The University of Pretoria’s (UP) MakerSpace Centre is producing 3D-printed visor frames for facial shields for use by healthcare workers in Gauteng.
There is a shortage of facial shields for use by healthcare workers, who are testing and treating members of the public for COVID-19. Isak van der Walt, Manager: Digital Scholarship & Innovation Digital Services & Systems at UP’s Department of Library Services, said MakerSpace is producing visor frames for the Netcare and Mediclinic groups. It is also producing frames for UP’s Faculty of Health Sciences, and is partnering with Pretoria’s Steve Biko Academic Hospital.
Van der Walt explained that MakerSpace is a centralised space “that focuses on creativity and innovation in a social context”. It provides students with the opportunity to experiment and use different technologies for their teaching, learning and research. On an academic level, it has assisted with the printing of 3D ticks for the Faculty of Veterinary Science, protoype mosquito feeders, replicas of the Homo naledi skull for teaching and learning purposes, as well as sets of lion’s teeth and skulls with fracture wounds.
The Centre is known for its innovation, and Van der Walt was tagged on Facebook by a colleague who requested his assistance with the 3D-printing of frames for visors. “I knew we have the capacity to do this, and wanted to make the contribution,” he explained.
Isak Van der Walt with the 3D-printed frames
The Makerspace Centre has three printers of the size that can manufacture the visor frames. “There are a few open source model files being circulated around the world, and we opted for the Netcare one that was on social media. The model is pretty standard and not complex at all, allowing for faster printing.”
The Centre can print a frame in an hour, which is faster than the standard two hours. Van der Walt explained: “We use Polylactic Acid (PLA) and Super PLA plastic for printing. This is a non-toxic plastic that is very versatile and cheap. We are able to change the print settings for the model, and have already opted to use our own optimised settings. The visor printing is only for the frame.”
Assisted by Sean Kruger, MakerSpacer Co-ordinator, they had a print run on Sunday, which yielded eight sets of frames. “With our capacity, we will be able to produce around 20 a day. We are optimising settings and hope we can speed this up. We also have additional printing resources on standby,” explained Van der Walt.
The call for printing went out to anyone in the Gauteng region with a 3D printer. UP’s TuksNovation (a technology business incubator), led by Anea Burk le Roux, will assist with printing as demand ramps up. “We are working with UP’s Information and Technology Services Department, which involves Herman Jacobs who is advising the UP Faculty of Health Sciences. In consultation with Jacobs, several designs were investigated of which one was approved for production.”
MakerSpace is footing the bill, as this is its contribution in the fight against the COVID-19 outbreak. “We recently stocked up on a lot of filament so we will be able print a substantial amount of visor frames,” said Van der Walt.

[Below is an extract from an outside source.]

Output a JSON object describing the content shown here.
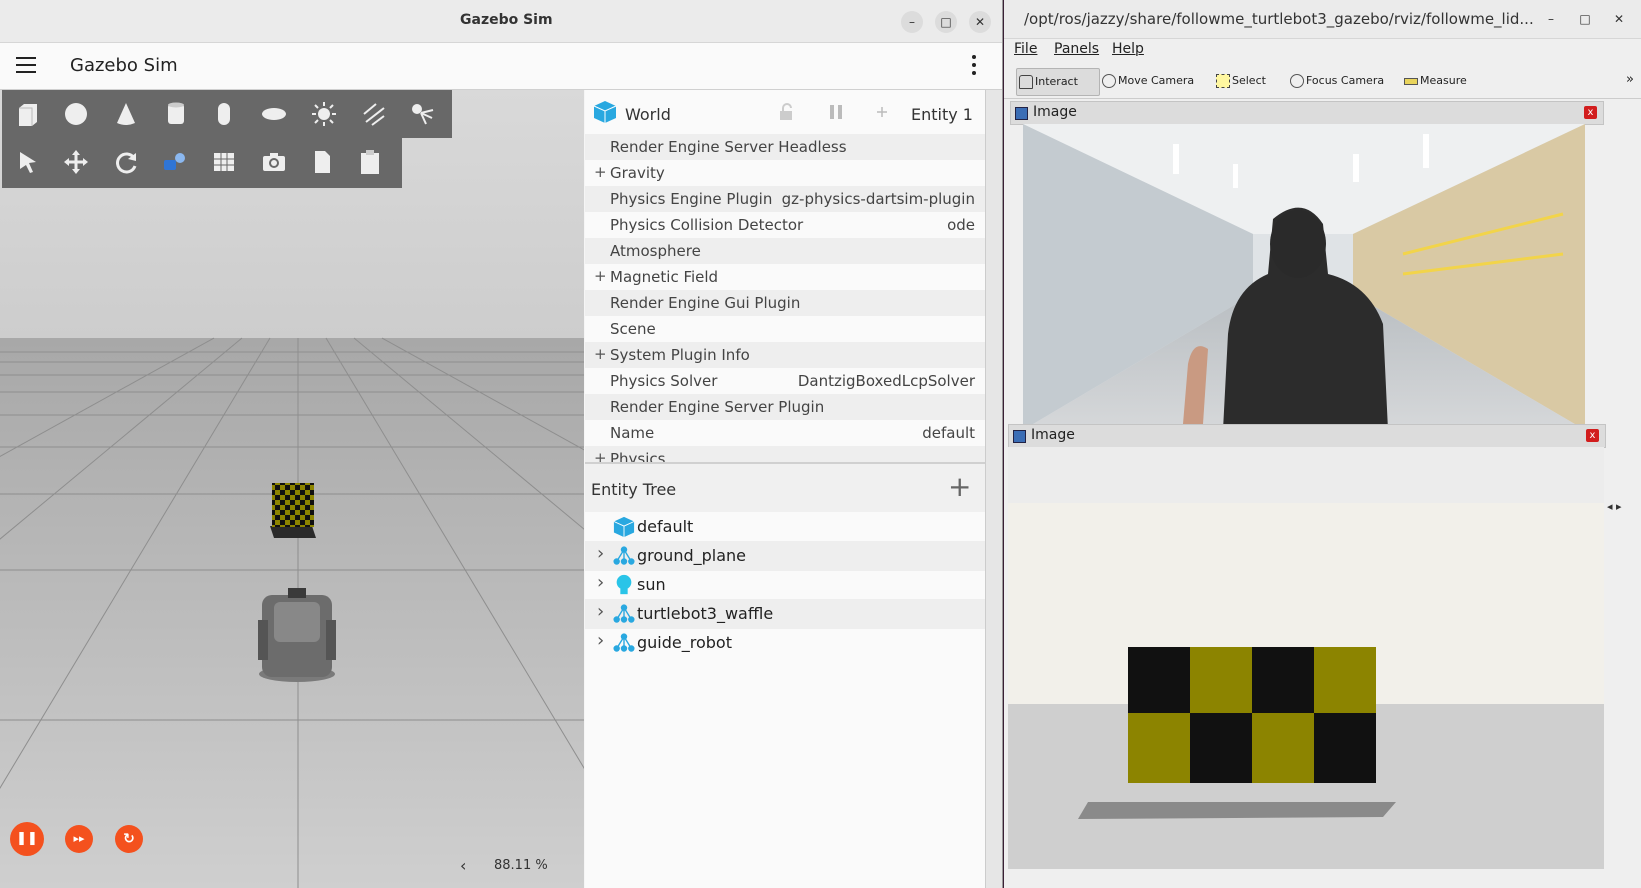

He added: “The UP MakerSpace contribution goes towards community upliftment, and I believe we have the resources in the country to help our own communities. I am personally involved because I believe our healthcare workers need every possible resource to fight this outbreak. I have two family members in the healthcare industry and know the demands set by this crisis. We depend on them and they need all the help they can get.”
He said the 3D printing of the visor frames “highlights the amazing contribution that 3D printing can make to the healthcare industry. I think the most wonderful benefit of 3D printing is the reaction speed in meeting a problem, combined by the power of social media.”
Should companies or members of the public have 3D printers and want to help with the production of visor frames, please email Isak van der Walt at [email protected]
Besides 3D printing, UP’s MakerSpace, which is believed to be the first one used for academic purposes in the country, allows students access to 3D scanning, Internet of Things devices, coding, electronics and other forms of manufacturing with generic tools and equipment.